_Work required_: Records follow. Pull out every line that contains "铃芽之旅".

== == ==

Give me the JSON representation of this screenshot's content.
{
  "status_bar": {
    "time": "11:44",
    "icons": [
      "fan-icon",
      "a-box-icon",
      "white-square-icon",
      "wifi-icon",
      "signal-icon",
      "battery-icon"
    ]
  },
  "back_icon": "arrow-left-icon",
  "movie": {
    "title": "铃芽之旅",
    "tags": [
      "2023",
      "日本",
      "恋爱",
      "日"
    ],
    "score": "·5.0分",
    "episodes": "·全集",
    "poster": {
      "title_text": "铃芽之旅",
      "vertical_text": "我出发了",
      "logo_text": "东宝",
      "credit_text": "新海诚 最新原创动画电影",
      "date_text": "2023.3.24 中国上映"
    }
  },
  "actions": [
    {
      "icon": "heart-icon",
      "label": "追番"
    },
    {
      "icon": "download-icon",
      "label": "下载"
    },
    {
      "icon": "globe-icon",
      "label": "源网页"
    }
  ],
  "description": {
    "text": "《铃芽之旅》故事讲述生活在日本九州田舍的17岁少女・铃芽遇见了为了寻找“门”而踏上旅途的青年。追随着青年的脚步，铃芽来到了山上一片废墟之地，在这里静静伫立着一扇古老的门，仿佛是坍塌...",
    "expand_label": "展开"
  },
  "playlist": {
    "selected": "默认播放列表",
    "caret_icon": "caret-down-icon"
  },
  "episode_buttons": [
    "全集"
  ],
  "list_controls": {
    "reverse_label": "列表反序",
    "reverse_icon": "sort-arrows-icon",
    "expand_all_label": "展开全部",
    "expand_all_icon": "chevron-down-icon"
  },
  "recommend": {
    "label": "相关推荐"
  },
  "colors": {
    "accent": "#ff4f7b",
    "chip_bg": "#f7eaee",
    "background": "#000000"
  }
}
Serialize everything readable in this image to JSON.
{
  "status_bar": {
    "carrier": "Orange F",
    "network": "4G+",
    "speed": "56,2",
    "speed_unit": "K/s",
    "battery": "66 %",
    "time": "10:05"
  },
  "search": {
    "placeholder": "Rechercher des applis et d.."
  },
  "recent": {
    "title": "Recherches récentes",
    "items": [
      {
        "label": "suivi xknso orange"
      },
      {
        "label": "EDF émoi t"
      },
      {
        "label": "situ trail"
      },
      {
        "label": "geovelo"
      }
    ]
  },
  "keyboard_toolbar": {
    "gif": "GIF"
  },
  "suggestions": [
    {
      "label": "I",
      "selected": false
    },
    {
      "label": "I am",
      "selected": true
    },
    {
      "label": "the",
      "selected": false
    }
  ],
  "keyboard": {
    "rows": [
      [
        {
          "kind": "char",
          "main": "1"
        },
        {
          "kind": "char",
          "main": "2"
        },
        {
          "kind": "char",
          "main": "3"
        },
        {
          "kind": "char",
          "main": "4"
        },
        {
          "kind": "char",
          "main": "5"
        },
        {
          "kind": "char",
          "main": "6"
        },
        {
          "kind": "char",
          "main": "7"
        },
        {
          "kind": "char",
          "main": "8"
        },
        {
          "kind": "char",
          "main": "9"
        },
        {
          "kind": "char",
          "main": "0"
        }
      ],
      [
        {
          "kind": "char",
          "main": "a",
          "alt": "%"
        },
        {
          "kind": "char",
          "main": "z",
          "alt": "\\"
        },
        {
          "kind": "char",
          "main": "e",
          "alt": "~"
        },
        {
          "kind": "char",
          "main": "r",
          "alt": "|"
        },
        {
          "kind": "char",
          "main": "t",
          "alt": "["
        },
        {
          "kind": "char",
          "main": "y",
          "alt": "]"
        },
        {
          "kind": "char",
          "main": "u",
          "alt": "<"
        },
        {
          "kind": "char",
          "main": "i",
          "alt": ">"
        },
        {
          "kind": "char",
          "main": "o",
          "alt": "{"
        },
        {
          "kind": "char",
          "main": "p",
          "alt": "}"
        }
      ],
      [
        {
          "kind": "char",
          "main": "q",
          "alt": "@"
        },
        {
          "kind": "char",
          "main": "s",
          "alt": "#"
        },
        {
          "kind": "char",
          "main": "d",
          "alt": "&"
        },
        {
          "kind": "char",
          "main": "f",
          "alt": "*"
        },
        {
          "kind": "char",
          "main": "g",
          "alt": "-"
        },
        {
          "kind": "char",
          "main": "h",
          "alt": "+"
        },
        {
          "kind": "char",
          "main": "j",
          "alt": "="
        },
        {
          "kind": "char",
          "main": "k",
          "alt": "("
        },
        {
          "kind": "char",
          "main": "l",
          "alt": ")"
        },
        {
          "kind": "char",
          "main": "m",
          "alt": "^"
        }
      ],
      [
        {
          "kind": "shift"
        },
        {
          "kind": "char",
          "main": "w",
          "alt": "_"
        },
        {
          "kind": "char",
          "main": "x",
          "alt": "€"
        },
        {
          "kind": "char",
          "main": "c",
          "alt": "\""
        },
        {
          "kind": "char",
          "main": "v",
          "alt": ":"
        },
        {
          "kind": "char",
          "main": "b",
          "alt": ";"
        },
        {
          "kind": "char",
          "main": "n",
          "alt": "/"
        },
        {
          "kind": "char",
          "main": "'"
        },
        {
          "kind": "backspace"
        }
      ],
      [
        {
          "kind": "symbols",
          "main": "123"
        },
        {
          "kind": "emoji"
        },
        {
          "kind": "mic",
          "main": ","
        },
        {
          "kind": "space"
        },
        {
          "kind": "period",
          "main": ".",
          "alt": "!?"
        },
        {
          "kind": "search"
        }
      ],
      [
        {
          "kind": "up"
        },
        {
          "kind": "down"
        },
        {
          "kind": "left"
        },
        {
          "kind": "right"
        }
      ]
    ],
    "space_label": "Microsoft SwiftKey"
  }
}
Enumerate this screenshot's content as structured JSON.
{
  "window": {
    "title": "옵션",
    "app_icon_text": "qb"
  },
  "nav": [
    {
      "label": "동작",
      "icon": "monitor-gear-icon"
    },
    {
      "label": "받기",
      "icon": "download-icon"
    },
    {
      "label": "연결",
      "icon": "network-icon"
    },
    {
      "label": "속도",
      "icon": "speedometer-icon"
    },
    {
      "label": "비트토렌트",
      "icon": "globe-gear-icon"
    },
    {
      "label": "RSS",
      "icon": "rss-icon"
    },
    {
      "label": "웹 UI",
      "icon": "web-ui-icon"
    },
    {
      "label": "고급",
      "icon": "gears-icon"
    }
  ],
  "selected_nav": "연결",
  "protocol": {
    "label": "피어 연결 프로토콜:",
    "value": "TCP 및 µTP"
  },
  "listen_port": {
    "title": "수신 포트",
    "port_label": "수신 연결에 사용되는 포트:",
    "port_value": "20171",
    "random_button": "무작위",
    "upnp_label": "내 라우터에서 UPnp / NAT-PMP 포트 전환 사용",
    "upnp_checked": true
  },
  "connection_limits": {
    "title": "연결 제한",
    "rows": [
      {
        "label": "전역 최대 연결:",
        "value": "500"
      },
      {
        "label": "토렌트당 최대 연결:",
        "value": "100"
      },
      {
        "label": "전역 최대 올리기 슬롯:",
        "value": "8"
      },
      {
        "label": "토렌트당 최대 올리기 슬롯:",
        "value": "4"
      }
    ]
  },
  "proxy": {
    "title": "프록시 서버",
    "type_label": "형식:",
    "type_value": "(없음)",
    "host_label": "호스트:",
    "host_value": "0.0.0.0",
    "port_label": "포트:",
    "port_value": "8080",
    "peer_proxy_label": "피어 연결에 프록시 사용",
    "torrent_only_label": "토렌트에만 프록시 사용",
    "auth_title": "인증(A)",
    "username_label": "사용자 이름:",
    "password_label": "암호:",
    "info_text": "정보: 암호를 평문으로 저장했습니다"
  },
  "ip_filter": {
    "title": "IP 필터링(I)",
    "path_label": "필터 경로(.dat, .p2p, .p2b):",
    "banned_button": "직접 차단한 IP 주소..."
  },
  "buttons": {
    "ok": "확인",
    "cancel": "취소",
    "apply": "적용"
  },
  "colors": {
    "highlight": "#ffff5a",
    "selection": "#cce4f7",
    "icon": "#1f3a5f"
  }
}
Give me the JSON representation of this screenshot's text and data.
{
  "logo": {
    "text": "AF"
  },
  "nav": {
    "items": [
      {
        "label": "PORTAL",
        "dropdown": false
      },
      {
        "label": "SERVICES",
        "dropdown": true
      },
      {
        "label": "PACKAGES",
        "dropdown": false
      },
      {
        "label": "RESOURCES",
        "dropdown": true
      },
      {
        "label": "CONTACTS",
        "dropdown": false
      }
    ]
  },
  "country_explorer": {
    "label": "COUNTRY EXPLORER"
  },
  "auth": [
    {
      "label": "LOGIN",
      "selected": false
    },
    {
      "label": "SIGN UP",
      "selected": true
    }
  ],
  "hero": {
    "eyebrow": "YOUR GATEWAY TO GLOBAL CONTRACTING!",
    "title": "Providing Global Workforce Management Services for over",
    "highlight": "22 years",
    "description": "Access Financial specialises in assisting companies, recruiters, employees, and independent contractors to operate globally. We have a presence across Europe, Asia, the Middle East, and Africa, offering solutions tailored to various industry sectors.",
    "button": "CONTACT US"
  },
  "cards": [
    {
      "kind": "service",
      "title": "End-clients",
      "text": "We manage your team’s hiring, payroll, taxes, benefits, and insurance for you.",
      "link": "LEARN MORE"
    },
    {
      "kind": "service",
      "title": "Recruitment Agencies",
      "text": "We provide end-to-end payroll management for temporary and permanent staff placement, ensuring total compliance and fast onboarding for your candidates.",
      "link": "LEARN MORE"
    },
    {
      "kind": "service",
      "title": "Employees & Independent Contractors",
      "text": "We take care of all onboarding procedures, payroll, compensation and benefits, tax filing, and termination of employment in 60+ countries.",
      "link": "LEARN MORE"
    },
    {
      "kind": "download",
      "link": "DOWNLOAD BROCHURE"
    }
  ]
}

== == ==

_Output of the task_:
    "title": "铃芽之旅",
      "title_text": "铃芽之旅",
    "text": "《铃芽之旅》故事讲述生活在日本九州田舍的17岁少女・铃芽遇见了为了寻找“门”而踏上旅途的青年。追随着青年的脚步，铃芽来到了山上一片废墟之地，在这里静静伫立着一扇古老的门，仿佛是坍塌...",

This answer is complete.